* _AIM OF THE TASK_:
Repeat all the data exactly, and where a record holds a picture, leave that picture out.

[TASK DATA Boundary: Start]

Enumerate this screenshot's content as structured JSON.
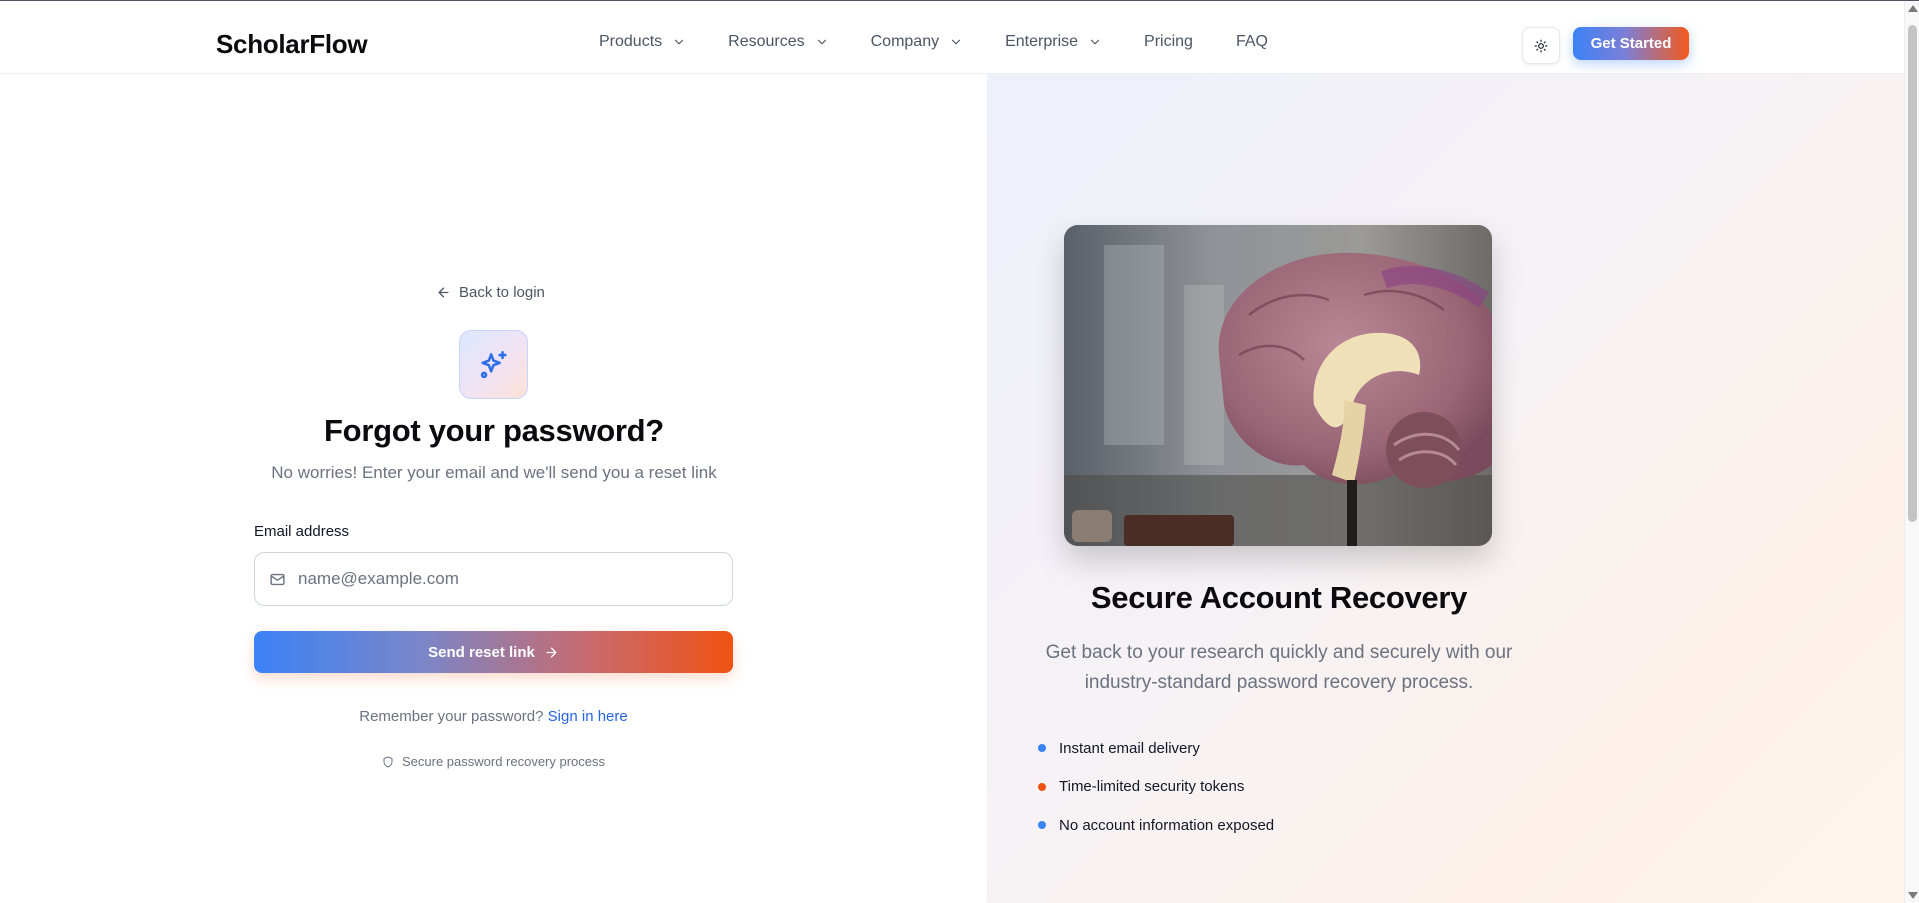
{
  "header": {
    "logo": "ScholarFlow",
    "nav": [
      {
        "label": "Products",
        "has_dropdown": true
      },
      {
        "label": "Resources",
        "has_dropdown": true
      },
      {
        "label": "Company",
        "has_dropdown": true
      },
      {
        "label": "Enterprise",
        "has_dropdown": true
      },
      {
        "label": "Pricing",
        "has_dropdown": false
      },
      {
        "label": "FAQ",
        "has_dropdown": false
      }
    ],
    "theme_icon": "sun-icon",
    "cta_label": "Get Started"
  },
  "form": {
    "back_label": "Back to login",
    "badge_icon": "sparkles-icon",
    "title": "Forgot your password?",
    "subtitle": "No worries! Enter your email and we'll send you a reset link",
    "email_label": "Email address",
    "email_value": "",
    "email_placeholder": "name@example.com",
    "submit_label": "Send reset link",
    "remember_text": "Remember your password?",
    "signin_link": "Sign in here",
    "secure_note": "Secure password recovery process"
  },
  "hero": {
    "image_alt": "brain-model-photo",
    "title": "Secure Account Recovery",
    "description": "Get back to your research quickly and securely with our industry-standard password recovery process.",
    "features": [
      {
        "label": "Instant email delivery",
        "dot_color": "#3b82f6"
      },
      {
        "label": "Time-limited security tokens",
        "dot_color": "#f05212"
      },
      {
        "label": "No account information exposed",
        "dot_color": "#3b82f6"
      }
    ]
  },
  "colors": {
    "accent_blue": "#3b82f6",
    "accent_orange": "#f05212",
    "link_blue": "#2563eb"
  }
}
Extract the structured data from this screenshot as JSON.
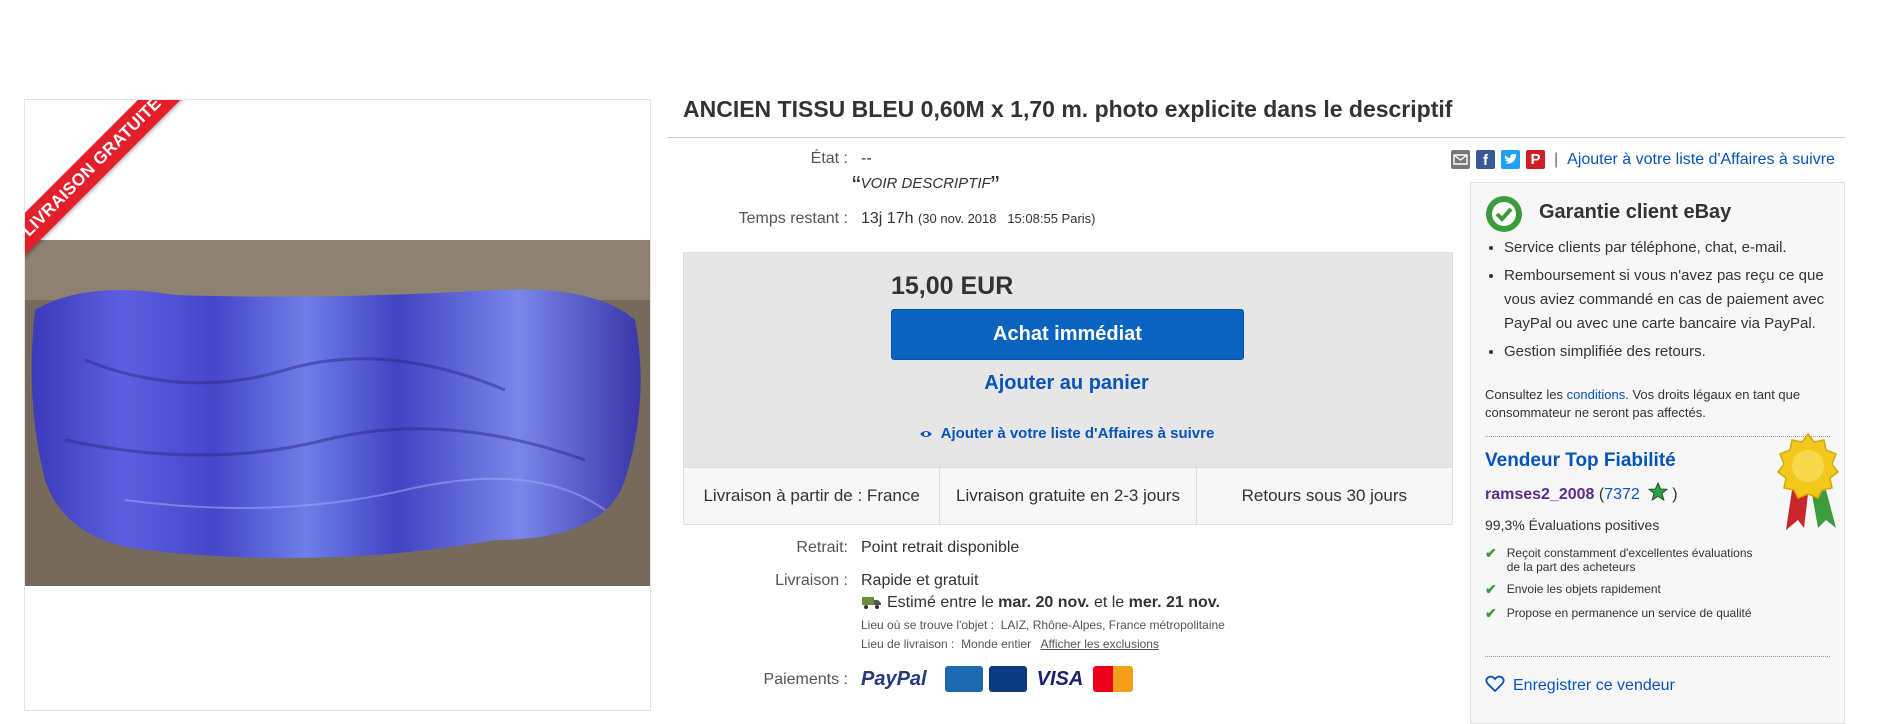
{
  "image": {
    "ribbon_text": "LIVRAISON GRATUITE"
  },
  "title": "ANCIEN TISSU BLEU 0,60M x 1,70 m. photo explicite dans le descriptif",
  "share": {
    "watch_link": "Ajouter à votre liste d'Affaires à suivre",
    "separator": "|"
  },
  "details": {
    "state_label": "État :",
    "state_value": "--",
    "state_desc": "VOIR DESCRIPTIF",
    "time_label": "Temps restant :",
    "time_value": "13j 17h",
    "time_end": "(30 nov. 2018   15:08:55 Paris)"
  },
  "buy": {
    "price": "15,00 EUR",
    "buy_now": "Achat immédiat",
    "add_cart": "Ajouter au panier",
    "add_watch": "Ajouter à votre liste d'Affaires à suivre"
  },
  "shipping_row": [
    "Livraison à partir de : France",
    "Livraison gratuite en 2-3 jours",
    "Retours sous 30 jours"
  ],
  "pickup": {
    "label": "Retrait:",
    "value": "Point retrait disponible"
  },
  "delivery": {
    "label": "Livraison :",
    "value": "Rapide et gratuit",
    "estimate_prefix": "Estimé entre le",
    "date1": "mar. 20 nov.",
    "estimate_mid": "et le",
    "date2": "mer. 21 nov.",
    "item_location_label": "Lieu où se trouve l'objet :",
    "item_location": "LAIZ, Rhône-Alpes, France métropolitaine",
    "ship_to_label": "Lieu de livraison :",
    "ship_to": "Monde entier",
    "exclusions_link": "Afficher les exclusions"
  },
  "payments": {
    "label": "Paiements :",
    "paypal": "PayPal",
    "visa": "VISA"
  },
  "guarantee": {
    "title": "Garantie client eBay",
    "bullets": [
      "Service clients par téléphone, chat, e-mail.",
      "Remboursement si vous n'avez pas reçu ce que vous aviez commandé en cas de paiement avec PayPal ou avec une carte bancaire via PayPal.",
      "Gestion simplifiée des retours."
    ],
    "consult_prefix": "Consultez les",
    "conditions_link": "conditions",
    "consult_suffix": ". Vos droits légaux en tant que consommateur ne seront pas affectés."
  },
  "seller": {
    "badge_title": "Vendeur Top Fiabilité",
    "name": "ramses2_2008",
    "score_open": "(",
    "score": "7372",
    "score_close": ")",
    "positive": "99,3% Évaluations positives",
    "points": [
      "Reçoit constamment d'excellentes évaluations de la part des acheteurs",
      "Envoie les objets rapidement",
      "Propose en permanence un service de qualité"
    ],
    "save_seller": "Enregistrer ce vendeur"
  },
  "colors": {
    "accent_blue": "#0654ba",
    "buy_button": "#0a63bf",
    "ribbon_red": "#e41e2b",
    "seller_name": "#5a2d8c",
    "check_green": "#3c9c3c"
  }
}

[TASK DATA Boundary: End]

* _ANSWER BOX_:
Enumerate this screenshot's content as structured JSON.
{
  "header": {
    "logo": "ScholarFlow",
    "nav": [
      {
        "label": "Products",
        "has_dropdown": true
      },
      {
        "label": "Resources",
        "has_dropdown": true
      },
      {
        "label": "Company",
        "has_dropdown": true
      },
      {
        "label": "Enterprise",
        "has_dropdown": true
      },
      {
        "label": "Pricing",
        "has_dropdown": false
      },
      {
        "label": "FAQ",
        "has_dropdown": false
      }
    ],
    "theme_icon": "sun-icon",
    "cta_label": "Get Started"
  },
  "form": {
    "back_label": "Back to login",
    "badge_icon": "sparkles-icon",
    "title": "Forgot your password?",
    "subtitle": "No worries! Enter your email and we'll send you a reset link",
    "email_label": "Email address",
    "email_value": "",
    "email_placeholder": "name@example.com",
    "submit_label": "Send reset link",
    "remember_text": "Remember your password?",
    "signin_link": "Sign in here",
    "secure_note": "Secure password recovery process"
  },
  "hero": {
    "image_alt": "brain-model-photo",
    "title": "Secure Account Recovery",
    "description": "Get back to your research quickly and securely with our industry-standard password recovery process.",
    "features": [
      {
        "label": "Instant email delivery",
        "dot_color": "#3b82f6"
      },
      {
        "label": "Time-limited security tokens",
        "dot_color": "#f05212"
      },
      {
        "label": "No account information exposed",
        "dot_color": "#3b82f6"
      }
    ]
  },
  "colors": {
    "accent_blue": "#3b82f6",
    "accent_orange": "#f05212",
    "link_blue": "#2563eb"
  }
}
Extract the structured data from this screenshot as JSON.
{
  "image": {
    "ribbon_text": "LIVRAISON GRATUITE"
  },
  "title": "ANCIEN TISSU BLEU 0,60M x 1,70 m. photo explicite dans le descriptif",
  "share": {
    "watch_link": "Ajouter à votre liste d'Affaires à suivre",
    "separator": "|"
  },
  "details": {
    "state_label": "État :",
    "state_value": "--",
    "state_desc": "VOIR DESCRIPTIF",
    "time_label": "Temps restant :",
    "time_value": "13j 17h",
    "time_end": "(30 nov. 2018   15:08:55 Paris)"
  },
  "buy": {
    "price": "15,00 EUR",
    "buy_now": "Achat immédiat",
    "add_cart": "Ajouter au panier",
    "add_watch": "Ajouter à votre liste d'Affaires à suivre"
  },
  "shipping_row": [
    "Livraison à partir de : France",
    "Livraison gratuite en 2-3 jours",
    "Retours sous 30 jours"
  ],
  "pickup": {
    "label": "Retrait:",
    "value": "Point retrait disponible"
  },
  "delivery": {
    "label": "Livraison :",
    "value": "Rapide et gratuit",
    "estimate_prefix": "Estimé entre le",
    "date1": "mar. 20 nov.",
    "estimate_mid": "et le",
    "date2": "mer. 21 nov.",
    "item_location_label": "Lieu où se trouve l'objet :",
    "item_location": "LAIZ, Rhône-Alpes, France métropolitaine",
    "ship_to_label": "Lieu de livraison :",
    "ship_to": "Monde entier",
    "exclusions_link": "Afficher les exclusions"
  },
  "payments": {
    "label": "Paiements :",
    "paypal": "PayPal",
    "visa": "VISA"
  },
  "guarantee": {
    "title": "Garantie client eBay",
    "bullets": [
      "Service clients par téléphone, chat, e-mail.",
      "Remboursement si vous n'avez pas reçu ce que vous aviez commandé en cas de paiement avec PayPal ou avec une carte bancaire via PayPal.",
      "Gestion simplifiée des retours."
    ],
    "consult_prefix": "Consultez les",
    "conditions_link": "conditions",
    "consult_suffix": ". Vos droits légaux en tant que consommateur ne seront pas affectés."
  },
  "seller": {
    "badge_title": "Vendeur Top Fiabilité",
    "name": "ramses2_2008",
    "score_open": "(",
    "score": "7372",
    "score_close": ")",
    "positive": "99,3% Évaluations positives",
    "points": [
      "Reçoit constamment d'excellentes évaluations de la part des acheteurs",
      "Envoie les objets rapidement",
      "Propose en permanence un service de qualité"
    ],
    "save_seller": "Enregistrer ce vendeur"
  },
  "colors": {
    "accent_blue": "#0654ba",
    "buy_button": "#0a63bf",
    "ribbon_red": "#e41e2b",
    "seller_name": "#5a2d8c",
    "check_green": "#3c9c3c"
  }
}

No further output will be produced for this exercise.